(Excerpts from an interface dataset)
======

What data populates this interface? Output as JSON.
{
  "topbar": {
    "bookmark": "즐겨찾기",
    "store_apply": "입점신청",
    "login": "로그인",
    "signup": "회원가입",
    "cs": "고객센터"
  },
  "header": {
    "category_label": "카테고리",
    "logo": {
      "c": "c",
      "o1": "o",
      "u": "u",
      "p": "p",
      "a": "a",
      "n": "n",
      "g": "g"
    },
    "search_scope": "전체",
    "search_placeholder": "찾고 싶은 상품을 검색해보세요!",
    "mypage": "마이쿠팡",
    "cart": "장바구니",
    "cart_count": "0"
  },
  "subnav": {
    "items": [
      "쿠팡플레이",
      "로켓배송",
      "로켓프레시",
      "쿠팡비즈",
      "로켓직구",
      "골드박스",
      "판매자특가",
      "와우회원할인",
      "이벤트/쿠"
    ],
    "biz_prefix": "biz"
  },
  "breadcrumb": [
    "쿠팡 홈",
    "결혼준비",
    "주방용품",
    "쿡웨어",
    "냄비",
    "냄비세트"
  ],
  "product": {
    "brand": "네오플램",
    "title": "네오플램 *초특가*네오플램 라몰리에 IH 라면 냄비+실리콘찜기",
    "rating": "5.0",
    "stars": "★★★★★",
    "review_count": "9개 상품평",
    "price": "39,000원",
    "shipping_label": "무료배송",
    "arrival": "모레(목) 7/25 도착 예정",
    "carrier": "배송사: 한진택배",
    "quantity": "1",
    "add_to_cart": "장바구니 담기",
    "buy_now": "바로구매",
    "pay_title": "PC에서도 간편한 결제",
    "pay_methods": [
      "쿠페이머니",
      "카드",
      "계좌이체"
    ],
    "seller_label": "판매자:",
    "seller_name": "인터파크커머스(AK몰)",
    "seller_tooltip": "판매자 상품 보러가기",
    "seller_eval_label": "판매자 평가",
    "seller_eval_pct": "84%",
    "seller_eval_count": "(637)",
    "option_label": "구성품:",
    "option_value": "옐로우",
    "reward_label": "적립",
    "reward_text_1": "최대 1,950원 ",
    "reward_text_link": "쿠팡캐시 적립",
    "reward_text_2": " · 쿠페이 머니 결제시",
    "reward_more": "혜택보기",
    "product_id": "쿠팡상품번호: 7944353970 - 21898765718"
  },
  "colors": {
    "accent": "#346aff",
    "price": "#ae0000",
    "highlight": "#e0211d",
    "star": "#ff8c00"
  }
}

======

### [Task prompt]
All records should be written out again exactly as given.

### [Solution to this problem]
What data populates this interface? Output as JSON.
{
  "topbar": {
    "bookmark": "즐겨찾기",
    "store_apply": "입점신청",
    "login": "로그인",
    "signup": "회원가입",
    "cs": "고객센터"
  },
  "header": {
    "category_label": "카테고리",
    "logo": {
      "c": "c",
      "o1": "o",
      "u": "u",
      "p": "p",
      "a": "a",
      "n": "n",
      "g": "g"
    },
    "search_scope": "전체",
    "search_placeholder": "찾고 싶은 상품을 검색해보세요!",
    "mypage": "마이쿠팡",
    "cart": "장바구니",
    "cart_count": "0"
  },
  "subnav": {
    "items": [
      "쿠팡플레이",
      "로켓배송",
      "로켓프레시",
      "쿠팡비즈",
      "로켓직구",
      "골드박스",
      "판매자특가",
      "와우회원할인",
      "이벤트/쿠"
    ],
    "biz_prefix": "biz"
  },
  "breadcrumb": [
    "쿠팡 홈",
    "결혼준비",
    "주방용품",
    "쿡웨어",
    "냄비",
    "냄비세트"
  ],
  "product": {
    "brand": "네오플램",
    "title": "네오플램 *초특가*네오플램 라몰리에 IH 라면 냄비+실리콘찜기",
    "rating": "5.0",
    "stars": "★★★★★",
    "review_count": "9개 상품평",
    "price": "39,000원",
    "shipping_label": "무료배송",
    "arrival": "모레(목) 7/25 도착 예정",
    "carrier": "배송사: 한진택배",
    "quantity": "1",
    "add_to_cart": "장바구니 담기",
    "buy_now": "바로구매",
    "pay_title": "PC에서도 간편한 결제",
    "pay_methods": [
      "쿠페이머니",
      "카드",
      "계좌이체"
    ],
    "seller_label": "판매자:",
    "seller_name": "인터파크커머스(AK몰)",
    "seller_tooltip": "판매자 상품 보러가기",
    "seller_eval_label": "판매자 평가",
    "seller_eval_pct": "84%",
    "seller_eval_count": "(637)",
    "option_label": "구성품:",
    "option_value": "옐로우",
    "reward_label": "적립",
    "reward_text_1": "최대 1,950원 ",
    "reward_text_link": "쿠팡캐시 적립",
    "reward_text_2": " · 쿠페이 머니 결제시",
    "reward_more": "혜택보기",
    "product_id": "쿠팡상품번호: 7944353970 - 21898765718"
  },
  "colors": {
    "accent": "#346aff",
    "price": "#ae0000",
    "highlight": "#e0211d",
    "star": "#ff8c00"
  }
}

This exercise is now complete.